(This is a lightly-edited version of a review I posted to the IntFiction forums during 2022's IFComp).
Let Them Eat Cake lulls you in with a premise that echoes the cozycore vibe of games like Stardew Valley Ė youíre an apprentice baker tasked with gathering the not-at-all-exotic ingredients to make a cake for a village festival in your new home. The aesthetic is homey as well, with text that unfurls across a background that remind me of my grandmaís old recipe cards, and the portraits of your various neighbors depicted in an appealingly ugly-cute style.

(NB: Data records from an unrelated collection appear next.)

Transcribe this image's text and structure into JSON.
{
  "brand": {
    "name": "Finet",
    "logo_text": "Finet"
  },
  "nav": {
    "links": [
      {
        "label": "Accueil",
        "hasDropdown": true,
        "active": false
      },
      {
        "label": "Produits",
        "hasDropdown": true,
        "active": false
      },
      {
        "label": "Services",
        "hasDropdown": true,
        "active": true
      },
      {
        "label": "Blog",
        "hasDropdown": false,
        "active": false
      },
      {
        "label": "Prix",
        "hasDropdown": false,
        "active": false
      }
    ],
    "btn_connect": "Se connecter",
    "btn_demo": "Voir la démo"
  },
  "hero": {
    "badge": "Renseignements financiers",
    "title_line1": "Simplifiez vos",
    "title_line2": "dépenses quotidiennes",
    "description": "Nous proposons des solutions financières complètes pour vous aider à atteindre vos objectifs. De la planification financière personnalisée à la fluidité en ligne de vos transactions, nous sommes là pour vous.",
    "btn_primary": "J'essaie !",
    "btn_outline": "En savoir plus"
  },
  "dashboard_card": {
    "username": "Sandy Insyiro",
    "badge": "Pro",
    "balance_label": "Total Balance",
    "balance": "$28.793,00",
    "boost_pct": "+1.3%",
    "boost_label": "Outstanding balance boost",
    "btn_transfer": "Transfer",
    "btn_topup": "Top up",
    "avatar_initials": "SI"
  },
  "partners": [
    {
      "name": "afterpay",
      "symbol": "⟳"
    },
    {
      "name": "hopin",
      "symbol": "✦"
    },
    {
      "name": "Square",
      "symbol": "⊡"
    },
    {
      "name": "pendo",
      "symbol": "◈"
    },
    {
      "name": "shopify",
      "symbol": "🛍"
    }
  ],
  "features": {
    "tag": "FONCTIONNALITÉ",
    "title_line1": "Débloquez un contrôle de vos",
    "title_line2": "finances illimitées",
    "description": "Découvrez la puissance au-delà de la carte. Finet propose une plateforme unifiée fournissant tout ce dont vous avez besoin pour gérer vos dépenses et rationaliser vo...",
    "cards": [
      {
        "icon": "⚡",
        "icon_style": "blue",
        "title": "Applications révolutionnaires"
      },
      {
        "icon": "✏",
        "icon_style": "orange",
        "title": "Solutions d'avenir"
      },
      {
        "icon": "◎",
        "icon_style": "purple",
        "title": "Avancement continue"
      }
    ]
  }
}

It doesnít take long for things to curdle, though, since this Twine game isnít so much folksy as folk horror. The most benign of the villagers is the one who did in her daughterís fiancť with rat poison; itís best not to pry into what the farmerís prizewinning pigs have been eating to make them grow so fat; and the vibes in the mill were so bad I just noped my way out of there before figuring out the exact flavor of wrong that was going on there. It sure seems like your master has got some secrets too, and who knows what really goes on at the festivalÖ
Well, I donít, I have to admit, since I ran into a bug that saw me stuck in a time loop after bringing the ingredients back to the baker; he told me to make some butter, I did that and poked around the bakery, then the link to gather the ingredients together reset me back to the beginning of the scene, locked into an endless repetition that was horrifying enough but not, I think, what the author intended. Indeed, while the game nails the vibe, itís in need of some polish beyond just bug-fixing. The prose is evocative, but has lots of typos and is occasionally awkward:
"The farm is run down, as you might begin to wonder that every part of this small, hidden town is. Itís hidden, tucked away so small that it doesnít register on any of the local maps youíve seen, but the merchants seem to know where it is."
With that coat of polish, I think this could be a fun, scary game Ė the contrast between the twee presentation and brutal reality is entertaining, and each of the little vignettes was engaging, with choices that invited me to push my luck (though admittedly the fact that Iíd died and restarted a couple times by the time I hit the endless-butter bug, reducing my desire to try the whole thing yet again Ė since there are so many endings, many of them appearing to be bad ones, enabling undo would probably have been a good idea). So Iíll keep an eye out for a post-Comp release, as I donít think Iíve yet had my fill.